▸ **PROBLEM STATEMENT**
Please return all lines from the records below that include the string "screenshot".

▸ **LISTED ENTRIES**
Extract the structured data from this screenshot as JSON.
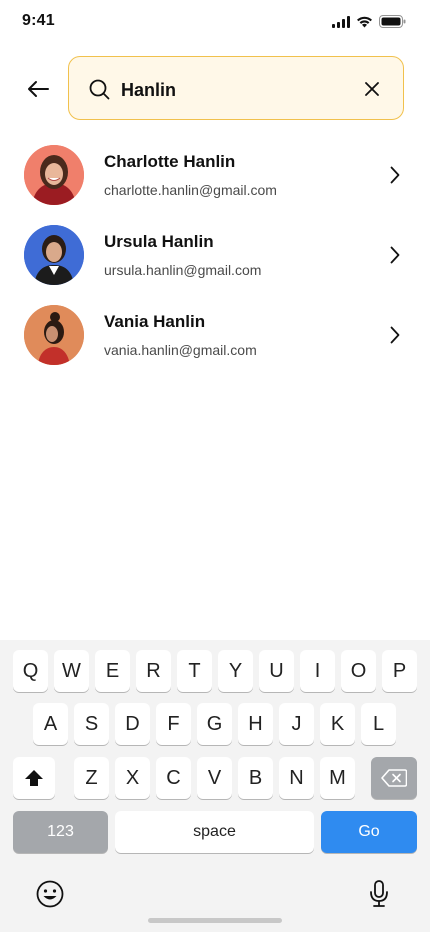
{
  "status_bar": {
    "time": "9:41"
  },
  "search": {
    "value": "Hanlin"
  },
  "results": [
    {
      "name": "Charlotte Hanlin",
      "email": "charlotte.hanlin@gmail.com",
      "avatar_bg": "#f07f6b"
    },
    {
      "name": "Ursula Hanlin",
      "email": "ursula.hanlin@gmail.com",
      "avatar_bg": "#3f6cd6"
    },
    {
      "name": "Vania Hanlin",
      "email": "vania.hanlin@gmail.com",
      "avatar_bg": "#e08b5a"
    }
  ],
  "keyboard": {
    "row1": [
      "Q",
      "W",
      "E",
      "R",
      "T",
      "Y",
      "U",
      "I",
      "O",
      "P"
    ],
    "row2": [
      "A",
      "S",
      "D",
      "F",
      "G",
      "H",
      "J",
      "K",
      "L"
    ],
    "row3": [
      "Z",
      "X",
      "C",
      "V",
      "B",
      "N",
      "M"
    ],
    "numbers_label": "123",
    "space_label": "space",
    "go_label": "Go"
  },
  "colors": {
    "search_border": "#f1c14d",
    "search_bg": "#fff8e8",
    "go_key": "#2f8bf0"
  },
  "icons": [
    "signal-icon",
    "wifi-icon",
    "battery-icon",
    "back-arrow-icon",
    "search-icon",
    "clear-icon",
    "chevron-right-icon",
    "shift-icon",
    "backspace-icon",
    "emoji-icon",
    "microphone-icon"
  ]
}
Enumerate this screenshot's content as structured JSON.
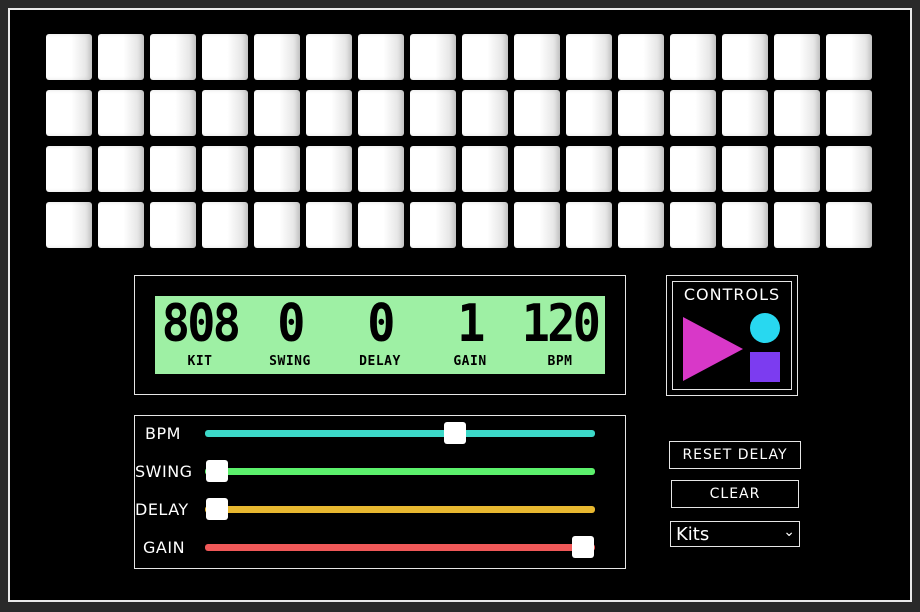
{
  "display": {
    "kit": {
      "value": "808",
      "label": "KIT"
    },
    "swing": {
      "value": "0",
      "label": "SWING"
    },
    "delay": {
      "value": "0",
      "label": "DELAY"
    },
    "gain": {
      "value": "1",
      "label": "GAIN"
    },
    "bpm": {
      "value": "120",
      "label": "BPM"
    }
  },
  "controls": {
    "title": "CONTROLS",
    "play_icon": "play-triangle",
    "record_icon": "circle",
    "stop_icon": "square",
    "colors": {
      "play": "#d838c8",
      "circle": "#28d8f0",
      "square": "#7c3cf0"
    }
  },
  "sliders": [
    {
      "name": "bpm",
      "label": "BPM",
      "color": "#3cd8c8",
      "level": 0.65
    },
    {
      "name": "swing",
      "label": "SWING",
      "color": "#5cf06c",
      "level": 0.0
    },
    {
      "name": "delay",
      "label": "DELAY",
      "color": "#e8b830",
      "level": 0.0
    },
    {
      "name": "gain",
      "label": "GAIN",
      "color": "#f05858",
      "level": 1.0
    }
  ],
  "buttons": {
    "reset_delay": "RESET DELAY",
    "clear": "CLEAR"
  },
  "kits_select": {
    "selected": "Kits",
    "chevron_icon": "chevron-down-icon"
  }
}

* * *

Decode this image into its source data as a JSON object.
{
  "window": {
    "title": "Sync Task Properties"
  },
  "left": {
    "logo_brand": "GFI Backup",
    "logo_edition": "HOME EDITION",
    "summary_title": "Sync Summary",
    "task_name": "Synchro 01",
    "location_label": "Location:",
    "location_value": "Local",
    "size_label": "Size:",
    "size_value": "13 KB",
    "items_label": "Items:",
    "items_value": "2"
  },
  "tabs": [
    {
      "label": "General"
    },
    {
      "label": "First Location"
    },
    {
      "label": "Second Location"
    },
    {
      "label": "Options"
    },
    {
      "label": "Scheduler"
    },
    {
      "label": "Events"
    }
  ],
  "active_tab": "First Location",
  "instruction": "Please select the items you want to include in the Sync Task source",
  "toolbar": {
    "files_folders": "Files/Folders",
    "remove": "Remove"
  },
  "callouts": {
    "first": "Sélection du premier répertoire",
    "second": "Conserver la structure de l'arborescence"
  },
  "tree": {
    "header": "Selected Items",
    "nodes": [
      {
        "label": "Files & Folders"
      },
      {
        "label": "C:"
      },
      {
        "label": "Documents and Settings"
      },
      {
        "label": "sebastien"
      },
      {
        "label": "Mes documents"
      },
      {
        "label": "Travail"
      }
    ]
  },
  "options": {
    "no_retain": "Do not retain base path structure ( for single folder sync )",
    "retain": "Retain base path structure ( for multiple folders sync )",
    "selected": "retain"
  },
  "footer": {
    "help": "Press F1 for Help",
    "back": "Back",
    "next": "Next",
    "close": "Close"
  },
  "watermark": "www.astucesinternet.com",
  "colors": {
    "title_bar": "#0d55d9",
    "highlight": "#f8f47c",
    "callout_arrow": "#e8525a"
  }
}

▸ **REPLY TO THE TASK**
Extract the structured data from this screenshot as JSON.
Enumerate this screenshot's content as structured JSON.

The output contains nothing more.